THE TASK:
Below are the records; pull every line that includes "Регистрация".

INPUT MATERIAL:
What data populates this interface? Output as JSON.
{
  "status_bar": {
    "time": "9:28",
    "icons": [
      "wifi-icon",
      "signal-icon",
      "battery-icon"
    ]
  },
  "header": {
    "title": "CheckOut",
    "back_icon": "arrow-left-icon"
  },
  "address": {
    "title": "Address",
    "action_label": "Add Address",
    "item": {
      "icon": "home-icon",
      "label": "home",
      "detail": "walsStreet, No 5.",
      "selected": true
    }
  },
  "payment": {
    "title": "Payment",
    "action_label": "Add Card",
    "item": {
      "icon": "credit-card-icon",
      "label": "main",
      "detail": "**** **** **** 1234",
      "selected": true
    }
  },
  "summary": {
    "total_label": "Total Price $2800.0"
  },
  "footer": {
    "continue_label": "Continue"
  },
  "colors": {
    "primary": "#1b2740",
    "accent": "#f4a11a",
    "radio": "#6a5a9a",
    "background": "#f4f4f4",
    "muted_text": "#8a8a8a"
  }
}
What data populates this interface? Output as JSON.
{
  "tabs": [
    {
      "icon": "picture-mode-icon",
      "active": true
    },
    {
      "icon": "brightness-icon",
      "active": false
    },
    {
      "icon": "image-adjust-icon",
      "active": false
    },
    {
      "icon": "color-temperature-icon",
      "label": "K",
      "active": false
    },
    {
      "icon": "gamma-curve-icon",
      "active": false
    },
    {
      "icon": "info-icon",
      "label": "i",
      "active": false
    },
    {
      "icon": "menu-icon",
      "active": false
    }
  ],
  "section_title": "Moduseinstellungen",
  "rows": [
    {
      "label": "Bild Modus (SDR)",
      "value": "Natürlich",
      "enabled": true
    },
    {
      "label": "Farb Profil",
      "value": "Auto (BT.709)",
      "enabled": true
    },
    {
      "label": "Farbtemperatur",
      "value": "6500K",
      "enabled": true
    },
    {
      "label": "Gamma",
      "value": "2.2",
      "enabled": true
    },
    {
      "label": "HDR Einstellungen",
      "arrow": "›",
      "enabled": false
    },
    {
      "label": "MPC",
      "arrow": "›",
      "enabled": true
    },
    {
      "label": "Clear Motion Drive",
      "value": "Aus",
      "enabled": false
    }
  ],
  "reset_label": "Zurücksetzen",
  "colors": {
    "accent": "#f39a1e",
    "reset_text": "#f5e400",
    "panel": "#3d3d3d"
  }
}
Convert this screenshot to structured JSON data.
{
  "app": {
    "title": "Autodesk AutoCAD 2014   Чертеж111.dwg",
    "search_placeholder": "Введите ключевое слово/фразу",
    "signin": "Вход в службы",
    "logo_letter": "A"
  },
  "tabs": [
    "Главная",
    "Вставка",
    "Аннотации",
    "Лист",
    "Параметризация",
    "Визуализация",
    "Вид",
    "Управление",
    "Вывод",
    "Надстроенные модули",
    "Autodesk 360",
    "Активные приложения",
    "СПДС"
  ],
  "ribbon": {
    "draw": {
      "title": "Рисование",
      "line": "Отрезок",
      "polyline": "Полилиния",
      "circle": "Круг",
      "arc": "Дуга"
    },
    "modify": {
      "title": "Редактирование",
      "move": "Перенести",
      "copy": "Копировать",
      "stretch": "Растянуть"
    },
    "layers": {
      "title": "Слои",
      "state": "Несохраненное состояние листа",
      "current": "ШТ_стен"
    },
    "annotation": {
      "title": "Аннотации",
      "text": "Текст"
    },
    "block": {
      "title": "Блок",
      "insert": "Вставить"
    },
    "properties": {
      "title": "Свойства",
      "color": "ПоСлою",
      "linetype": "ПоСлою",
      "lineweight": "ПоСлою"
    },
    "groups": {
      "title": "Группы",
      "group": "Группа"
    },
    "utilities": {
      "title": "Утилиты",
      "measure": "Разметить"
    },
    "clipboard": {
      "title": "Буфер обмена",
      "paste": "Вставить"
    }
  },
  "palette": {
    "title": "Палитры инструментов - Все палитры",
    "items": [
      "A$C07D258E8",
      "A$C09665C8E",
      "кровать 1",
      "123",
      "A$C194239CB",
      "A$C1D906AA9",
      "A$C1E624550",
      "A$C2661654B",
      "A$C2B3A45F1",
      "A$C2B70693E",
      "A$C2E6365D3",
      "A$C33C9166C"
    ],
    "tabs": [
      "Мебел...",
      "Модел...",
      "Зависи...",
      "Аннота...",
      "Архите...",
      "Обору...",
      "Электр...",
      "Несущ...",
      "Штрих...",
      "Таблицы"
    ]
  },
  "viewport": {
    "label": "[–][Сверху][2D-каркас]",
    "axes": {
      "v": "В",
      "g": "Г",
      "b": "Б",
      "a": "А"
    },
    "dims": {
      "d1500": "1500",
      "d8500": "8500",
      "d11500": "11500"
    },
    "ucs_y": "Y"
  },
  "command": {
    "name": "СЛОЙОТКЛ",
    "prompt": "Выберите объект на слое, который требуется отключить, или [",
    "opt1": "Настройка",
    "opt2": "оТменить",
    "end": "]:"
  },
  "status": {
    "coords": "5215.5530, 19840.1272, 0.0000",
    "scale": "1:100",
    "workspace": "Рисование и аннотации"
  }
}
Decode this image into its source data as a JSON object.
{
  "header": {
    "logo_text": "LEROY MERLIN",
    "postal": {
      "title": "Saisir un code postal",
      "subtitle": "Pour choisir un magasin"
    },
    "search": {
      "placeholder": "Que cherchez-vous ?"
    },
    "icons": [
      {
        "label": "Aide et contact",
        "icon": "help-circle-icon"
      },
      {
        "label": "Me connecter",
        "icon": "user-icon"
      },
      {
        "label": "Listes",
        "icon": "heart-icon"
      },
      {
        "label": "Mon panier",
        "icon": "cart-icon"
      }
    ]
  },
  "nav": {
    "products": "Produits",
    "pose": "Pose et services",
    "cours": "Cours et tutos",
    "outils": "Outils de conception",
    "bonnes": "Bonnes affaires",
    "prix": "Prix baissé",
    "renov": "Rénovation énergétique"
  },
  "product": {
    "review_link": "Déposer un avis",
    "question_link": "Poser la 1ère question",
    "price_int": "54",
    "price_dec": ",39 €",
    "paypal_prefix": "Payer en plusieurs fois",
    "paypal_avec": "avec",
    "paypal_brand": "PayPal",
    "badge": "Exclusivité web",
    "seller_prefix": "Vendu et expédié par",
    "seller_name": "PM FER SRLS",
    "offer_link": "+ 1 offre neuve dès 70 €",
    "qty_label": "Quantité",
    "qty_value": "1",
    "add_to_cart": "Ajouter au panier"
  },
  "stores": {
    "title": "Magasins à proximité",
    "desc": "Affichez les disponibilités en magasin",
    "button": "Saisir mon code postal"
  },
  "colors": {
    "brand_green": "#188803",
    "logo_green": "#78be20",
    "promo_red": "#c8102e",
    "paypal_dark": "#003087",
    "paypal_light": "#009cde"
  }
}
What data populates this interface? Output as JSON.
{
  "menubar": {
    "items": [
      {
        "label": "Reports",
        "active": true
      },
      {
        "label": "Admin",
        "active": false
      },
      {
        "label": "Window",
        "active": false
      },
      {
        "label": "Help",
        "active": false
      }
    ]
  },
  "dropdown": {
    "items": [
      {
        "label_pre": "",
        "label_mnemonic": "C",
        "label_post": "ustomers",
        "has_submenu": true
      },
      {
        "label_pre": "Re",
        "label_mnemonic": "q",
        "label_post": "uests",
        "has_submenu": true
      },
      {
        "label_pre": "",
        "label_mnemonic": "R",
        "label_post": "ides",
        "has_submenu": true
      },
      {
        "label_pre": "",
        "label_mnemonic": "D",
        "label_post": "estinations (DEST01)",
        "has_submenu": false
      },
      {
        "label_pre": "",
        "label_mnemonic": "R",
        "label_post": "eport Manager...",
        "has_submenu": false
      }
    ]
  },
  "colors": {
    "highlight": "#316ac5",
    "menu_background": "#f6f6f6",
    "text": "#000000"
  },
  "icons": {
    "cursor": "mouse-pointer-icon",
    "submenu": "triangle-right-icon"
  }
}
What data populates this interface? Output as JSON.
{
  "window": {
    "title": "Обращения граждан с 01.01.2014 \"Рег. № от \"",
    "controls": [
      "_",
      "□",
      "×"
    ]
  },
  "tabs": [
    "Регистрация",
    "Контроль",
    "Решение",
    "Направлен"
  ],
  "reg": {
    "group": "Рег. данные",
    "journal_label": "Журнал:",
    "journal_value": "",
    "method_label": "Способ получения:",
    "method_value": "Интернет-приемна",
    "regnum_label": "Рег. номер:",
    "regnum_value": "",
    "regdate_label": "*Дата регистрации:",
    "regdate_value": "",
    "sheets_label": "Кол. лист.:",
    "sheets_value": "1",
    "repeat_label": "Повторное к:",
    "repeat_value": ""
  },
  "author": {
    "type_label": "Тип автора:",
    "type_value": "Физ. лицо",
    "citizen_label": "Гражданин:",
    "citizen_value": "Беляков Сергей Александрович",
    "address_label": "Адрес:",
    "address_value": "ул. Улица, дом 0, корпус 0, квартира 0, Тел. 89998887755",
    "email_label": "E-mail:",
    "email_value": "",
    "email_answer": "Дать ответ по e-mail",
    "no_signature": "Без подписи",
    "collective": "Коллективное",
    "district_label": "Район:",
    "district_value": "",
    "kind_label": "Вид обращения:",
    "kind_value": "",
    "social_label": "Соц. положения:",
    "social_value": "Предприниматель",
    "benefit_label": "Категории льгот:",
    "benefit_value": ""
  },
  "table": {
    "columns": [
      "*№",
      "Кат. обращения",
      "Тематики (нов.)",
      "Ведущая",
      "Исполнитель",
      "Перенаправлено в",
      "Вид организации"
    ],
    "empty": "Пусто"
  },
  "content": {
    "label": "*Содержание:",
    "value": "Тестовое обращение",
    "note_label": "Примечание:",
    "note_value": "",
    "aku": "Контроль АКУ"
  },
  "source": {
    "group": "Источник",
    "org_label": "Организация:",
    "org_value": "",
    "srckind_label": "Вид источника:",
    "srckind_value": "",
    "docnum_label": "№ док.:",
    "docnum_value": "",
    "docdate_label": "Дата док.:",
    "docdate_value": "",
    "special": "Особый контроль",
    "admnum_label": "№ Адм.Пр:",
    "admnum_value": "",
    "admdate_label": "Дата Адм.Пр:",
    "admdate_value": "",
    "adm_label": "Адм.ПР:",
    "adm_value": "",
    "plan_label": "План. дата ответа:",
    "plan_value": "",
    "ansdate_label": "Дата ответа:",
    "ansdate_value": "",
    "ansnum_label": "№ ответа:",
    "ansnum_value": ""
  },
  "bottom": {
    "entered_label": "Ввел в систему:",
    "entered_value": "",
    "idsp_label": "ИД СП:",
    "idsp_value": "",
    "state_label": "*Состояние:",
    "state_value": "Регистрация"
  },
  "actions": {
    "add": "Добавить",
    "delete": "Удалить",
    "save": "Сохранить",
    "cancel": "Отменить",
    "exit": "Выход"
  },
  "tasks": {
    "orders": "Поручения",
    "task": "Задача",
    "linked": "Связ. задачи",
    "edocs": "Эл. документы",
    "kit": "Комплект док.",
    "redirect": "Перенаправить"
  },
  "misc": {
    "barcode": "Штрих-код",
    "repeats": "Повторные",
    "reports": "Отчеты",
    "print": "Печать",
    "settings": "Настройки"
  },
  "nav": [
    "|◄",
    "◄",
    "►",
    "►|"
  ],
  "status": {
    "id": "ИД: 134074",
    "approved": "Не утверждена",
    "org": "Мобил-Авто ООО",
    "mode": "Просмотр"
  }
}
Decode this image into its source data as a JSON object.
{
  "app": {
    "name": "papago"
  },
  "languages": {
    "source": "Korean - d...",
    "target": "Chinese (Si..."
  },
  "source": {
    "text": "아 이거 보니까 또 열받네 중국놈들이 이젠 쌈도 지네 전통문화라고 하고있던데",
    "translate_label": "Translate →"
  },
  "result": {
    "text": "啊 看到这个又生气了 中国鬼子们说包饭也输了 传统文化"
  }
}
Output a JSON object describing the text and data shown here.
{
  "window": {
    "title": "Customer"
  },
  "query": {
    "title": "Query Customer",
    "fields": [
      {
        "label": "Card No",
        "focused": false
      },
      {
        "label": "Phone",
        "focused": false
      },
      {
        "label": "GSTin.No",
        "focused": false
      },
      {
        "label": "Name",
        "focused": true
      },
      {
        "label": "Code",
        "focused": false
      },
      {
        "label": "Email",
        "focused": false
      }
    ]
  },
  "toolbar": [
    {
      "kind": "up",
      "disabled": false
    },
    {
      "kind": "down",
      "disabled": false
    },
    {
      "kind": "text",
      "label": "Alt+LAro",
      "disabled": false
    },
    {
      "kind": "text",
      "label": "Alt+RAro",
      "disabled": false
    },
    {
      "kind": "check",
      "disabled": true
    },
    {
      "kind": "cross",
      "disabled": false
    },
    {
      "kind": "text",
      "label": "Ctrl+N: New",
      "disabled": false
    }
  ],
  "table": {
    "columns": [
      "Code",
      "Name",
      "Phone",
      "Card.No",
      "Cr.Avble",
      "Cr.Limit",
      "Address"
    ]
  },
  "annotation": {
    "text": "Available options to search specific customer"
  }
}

RESULT OF THE TASK:
    "Регистрация",
    "state_value": "Регистрация"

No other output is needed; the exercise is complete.